On Friday, November 13, 1987 members and friends of St. Paul's were distressed to learn of the fire which enveloped and destroyed the sanctuary building. The gymnasium, the new administrative suite, and the Asbury Room survived, but were extensively damaged by smoke and water. On Sunday, two days following the fire, an emotional congregation gathered in Schwab Auditorium on the Penn State campus for a Service of Resurrection. Following the Service, the congregation processed through campus to the site of the fire-gutted church, gathering in Calder Alley for a short prayer service.
On January 24, 1988 history once more repeated itself as the congregation of St. Paul's voted to rebuild - on the same site and within the surviving historic exterior stone walls.
During the years of reconstruction which followed, worship services were held in the Wesley Foundation, with the congregation and choir sitting on metal folding chairs. Pedestal fans moved the air in the crowded room through the summers.

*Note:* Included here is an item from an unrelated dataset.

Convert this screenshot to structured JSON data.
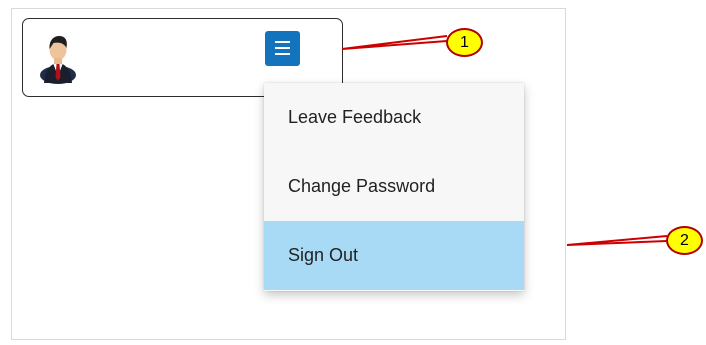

A few services were held in other locations through the generosity and understanding of the congregation of Grace Lutheran Church and the State College Area School Board. Ground floor classrooms in the Education Building became the temporary site for church offices.
On Sunday, February 11, 1990 the congregation gathered to dedicate the new structure, with memories and respect for the past and enthusiasm and optimism for the future.
This condensed history of St. Paul's United Methodist Church, has been prepared for Heritage Sunday, April 26, 1998. The information has been excerpted from:
History of St. Paul's Methodist Church by Vivian Doty Hench, 1952.
Our Past, a condensation prepared by Joanne Stamm and Doreen Bailey for Centennial Anniversary Sunday, April 17, 1988